He said Thursday on CNBC's "Closing Bell" that he did not want to overemphasize results' relation to Wall Street expectations, but he did want to set the record straight about his company.
"On every metric in the last quarter—on revenue, on operating income, on billings—we beat the estimates from analysts," Levie said. "So we think we had a great quarter."
Shares in the cloud storage company tanked Thursday—down about 15 percent just before Levie spoke with CNBC, but paring those declines by the market close—after it reported fiscal fourth-quarter results after the bell Wednesday.
Box posted a loss of $1.65 per share, which initially appeared to be a major miss because some consensus estimates called for a loss of about $1.17 per share.
Levie told CNBC Wednesday night, however, that that consensus figure was wrong because some analysts had based their expectations on an incorrect share count. In fact, he said, the actual consensus was for a loss of $1.99—meaning Box topped what Wall Street projected.
Responding to one analyst's complaint that he was being too defensive for a company CEO who just had his first earnings release since going public, Levie said he wanted to make sure Box sets "appropriate expectations."
Still, he said "for the most part, we're just focused on execution."

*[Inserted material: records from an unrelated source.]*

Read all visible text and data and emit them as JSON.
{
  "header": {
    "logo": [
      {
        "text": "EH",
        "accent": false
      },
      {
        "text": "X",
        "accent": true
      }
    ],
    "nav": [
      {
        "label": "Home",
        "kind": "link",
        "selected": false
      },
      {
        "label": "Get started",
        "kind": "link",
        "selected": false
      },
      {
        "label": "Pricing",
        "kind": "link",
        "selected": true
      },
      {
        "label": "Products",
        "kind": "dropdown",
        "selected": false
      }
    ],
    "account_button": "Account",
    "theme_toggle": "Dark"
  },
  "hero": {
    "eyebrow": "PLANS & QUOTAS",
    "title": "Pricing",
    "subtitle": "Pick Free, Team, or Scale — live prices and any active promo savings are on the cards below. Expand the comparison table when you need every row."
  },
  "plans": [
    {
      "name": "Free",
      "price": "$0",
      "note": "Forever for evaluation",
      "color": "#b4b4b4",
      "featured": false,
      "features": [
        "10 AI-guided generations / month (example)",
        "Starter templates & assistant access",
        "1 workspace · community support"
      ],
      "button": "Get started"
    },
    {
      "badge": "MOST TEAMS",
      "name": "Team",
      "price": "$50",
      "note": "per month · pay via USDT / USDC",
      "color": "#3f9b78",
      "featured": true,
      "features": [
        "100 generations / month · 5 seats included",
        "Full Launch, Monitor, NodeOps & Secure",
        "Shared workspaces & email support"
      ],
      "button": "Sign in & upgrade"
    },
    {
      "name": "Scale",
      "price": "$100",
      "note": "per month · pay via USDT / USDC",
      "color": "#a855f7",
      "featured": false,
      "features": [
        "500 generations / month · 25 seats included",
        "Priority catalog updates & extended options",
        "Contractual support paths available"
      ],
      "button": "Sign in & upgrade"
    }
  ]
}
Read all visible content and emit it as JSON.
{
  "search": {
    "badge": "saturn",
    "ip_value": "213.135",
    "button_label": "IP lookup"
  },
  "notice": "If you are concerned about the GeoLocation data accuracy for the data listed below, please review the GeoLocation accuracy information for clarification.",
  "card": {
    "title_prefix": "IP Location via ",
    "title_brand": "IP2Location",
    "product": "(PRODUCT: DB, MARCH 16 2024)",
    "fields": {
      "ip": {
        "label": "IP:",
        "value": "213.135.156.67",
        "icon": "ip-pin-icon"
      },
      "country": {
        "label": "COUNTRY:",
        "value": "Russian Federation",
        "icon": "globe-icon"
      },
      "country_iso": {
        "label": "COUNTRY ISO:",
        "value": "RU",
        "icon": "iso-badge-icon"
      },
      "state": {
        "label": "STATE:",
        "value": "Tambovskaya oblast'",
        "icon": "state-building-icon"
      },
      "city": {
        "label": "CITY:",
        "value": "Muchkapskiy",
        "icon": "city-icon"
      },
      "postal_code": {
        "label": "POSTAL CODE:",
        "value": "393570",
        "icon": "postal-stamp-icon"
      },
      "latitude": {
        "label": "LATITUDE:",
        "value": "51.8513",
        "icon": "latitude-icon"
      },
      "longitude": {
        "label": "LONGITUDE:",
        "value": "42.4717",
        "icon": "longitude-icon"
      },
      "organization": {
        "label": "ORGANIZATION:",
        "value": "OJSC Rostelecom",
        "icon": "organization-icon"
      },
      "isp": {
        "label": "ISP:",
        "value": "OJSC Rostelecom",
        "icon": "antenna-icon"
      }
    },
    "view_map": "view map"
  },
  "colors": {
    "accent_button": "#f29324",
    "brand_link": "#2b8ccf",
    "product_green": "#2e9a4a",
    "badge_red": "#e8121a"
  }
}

Box's quarterly revenue easily topped Street projections, rising to $63 million, compared with estimates for $58 million.
The company forecast revenue growth of about 30 percent in the current fiscal year, which would mark a slowdown.
As for another analyst's complaint that Box spends too much on advertising, Levie said that ad spending has fallen as a percentage of revenue, but "our job right now is to go capture as much adoption as possible."
—CNBC's Josh Lipton and Karma Allen contributed to this report.